As CPS mulls school closings, study finds city already has plenty of vacant school buildings
By Lauren FitzPatrick Education Reporter firstname.lastname@example.org February 11, 2013 9:26PM
The Board of Education seal. File photo | Chandler West~Sun-Times
Updated: March 13, 2013 6:20AM
As the Chicago Public Schools system prepares to shutter more schools, a study released Monday concluded that Chicago is already awash in vacant school property for sale, with 24 shuttered CPS sites on the market plus about as many old Catholic schools for sale or lease.
Most of Chicago’s vacant schools have been so for more than 10 years, and the longer schools are empty, the harder it is to sell them, according to the report released by the Pew Charitable Trust ahead of massive school actions expected soon in several major American cities.
“The challenge of finding new uses for old buildings is daunting, and the downside of letting them sit idle can be significant,” according to “Shuttered Public Schools: The Struggle to Bring Old Buildings New Life.”
Philadelphia is expected to close 37 schools by year’s end; Washington, D.C., wants to close more than a dozen.
Chicago will announce a preliminary list of schools it could close on Wednesday, and its official list by the end of March. The mayor is said to be targeting about 50, though district officials refuse to say so far how many it could shut down, adding to CPS’ sales portfolio.
The district, facing a steep budget deficit, wants to get rid of surplus property. And CPS has managed to sell, lease or repurpose 17 buildings between 2005 and 2012, according to Pew, which reported sales prices of between $200,000 and $1 million, often far below initial estimates.
Meanwhile, districts must pay for maintenance, security and insurance while looking for new occupants, which Pew says explains why the net operating savings of closing a building is less than $1 million.
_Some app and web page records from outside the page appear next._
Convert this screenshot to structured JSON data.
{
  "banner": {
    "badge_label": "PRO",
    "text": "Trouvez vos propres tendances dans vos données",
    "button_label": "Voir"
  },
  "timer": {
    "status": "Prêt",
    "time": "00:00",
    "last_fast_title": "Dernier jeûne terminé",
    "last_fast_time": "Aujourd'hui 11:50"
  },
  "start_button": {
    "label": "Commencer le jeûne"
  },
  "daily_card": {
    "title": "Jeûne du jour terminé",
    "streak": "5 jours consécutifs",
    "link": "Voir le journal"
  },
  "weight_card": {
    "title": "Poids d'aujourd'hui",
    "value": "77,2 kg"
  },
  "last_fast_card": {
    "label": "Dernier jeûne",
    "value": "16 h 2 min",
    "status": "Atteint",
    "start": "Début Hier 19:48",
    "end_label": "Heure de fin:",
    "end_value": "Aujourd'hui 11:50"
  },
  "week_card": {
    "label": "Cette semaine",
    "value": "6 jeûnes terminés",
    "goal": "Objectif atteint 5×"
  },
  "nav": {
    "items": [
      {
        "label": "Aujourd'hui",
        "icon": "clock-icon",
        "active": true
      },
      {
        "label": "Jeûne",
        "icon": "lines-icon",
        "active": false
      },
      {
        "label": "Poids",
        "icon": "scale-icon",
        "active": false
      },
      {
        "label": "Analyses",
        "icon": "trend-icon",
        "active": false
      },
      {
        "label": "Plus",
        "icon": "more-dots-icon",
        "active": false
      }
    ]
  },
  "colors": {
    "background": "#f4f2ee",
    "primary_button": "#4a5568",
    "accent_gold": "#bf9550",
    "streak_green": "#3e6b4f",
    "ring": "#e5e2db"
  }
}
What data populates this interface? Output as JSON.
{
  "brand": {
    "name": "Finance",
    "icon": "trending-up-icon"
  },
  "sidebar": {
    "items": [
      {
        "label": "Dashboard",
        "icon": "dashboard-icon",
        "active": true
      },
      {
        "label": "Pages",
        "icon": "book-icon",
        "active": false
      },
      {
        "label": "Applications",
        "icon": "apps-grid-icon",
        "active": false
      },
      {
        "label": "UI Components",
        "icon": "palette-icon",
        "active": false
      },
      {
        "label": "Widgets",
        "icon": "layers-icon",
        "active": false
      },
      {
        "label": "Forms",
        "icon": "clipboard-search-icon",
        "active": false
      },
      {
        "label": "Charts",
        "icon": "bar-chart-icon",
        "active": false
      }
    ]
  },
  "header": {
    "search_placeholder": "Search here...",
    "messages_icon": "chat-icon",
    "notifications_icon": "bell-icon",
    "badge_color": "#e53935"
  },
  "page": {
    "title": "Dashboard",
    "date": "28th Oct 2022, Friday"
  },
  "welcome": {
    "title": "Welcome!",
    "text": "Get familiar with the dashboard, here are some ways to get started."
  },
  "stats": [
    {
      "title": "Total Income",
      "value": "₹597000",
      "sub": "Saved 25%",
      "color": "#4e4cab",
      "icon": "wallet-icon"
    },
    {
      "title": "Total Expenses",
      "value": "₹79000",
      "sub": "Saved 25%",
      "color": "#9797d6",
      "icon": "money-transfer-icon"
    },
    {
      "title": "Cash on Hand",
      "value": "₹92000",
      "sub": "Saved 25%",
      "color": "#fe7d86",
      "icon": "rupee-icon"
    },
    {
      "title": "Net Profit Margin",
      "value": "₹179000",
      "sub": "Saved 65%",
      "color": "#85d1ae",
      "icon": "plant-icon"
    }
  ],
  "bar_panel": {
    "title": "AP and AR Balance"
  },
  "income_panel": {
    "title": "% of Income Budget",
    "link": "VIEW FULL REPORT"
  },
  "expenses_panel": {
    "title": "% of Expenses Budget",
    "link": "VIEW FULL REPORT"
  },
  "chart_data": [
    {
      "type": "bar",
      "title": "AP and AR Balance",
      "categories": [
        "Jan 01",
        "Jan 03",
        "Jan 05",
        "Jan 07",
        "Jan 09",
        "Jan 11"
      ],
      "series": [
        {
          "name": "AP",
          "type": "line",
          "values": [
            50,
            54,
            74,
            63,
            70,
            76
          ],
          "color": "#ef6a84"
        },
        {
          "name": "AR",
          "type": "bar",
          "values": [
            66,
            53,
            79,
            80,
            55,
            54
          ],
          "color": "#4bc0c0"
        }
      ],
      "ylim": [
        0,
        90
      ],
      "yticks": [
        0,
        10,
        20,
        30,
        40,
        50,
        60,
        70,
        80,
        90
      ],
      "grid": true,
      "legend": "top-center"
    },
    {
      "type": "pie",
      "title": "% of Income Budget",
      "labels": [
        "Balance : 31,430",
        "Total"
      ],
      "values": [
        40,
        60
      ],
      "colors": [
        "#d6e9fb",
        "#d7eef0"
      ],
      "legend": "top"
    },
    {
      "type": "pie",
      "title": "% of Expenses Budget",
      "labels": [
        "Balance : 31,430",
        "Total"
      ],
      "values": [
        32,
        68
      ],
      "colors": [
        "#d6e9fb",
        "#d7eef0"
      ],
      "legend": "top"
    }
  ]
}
And if buildings fall into disrepair, the surrounding communitysuffers, according to the report.
Chicago has moved from leasing its empty buildings to aggressively marketing them for sale, but unlike many of the other 11 districts Pew studied, Chicago isn’t selling to charters any longer, Pew researcher Emily Dowdall said, adding “They’re concerned that the growth of charters could lead to empty seats down the road.”
CPS spokeswoman Robyn Ziegler couldn’t say how long the sites — 10 buildings and 14 lots and parcels of land — have been vacant. She said the district hired brokers to get the properties sold for the best offer, “with proceeds from these sales helping offset the financial crisis the District faces.”
“These efforts will help us to be successful in reducing our footprint and redirecting resources to our classrooms,” she said in an email.
School buildings in the 12 studied cities have been used for housing, offices and community centers, but are sometimes tricky to sell because of their particular designs.
And Chicago has empty Catholic schools, too. The Archdiocese of Chicago confirmed that it currently has 23 schools for lease, plus three schools currently for sale — former Blessed Sacrament School and Convent, 2128-30 S. Central Park, for $700,000; the former Presentation church, school and parking lot, 3900 W. Lexington for $680,000, and the former St. Mary of the Assumption Church, school, convent, rectory and parking lot at 310 E. 137th Street for $1,250,000.
“School buildings are important because of their location in communities where school age children live. Up until now, there has been no competition, so we will wait to see what happens when CPS closes schools,” Thomas Kennedy, the Archdiocesan Director of Real Estate Management and Development, said in an email through a spokeswoman.
In July, when CPS chief administration officer Tim Cawley solicited brokers to sell eight of the district sites, he thought they could be worth $15 million.
Among the buildings CPS offers are 7401 S. Chappell Ave., 1540 W. 84th St., 2317 W. 23rd St., 6615 S. Kenwood Ave., 10211 S. Crandon Ave., 4421 S. State St., 13425 S Baltimore, 9101 S. Jeffery Blvd. and 1855 N. Sheffield Ave.
It’s also trying to sell an office building at 1234 W. 95th St., best known as a building where state Rep. Monique Davis (D-Chicago) enjoyed a rent-free deal for years.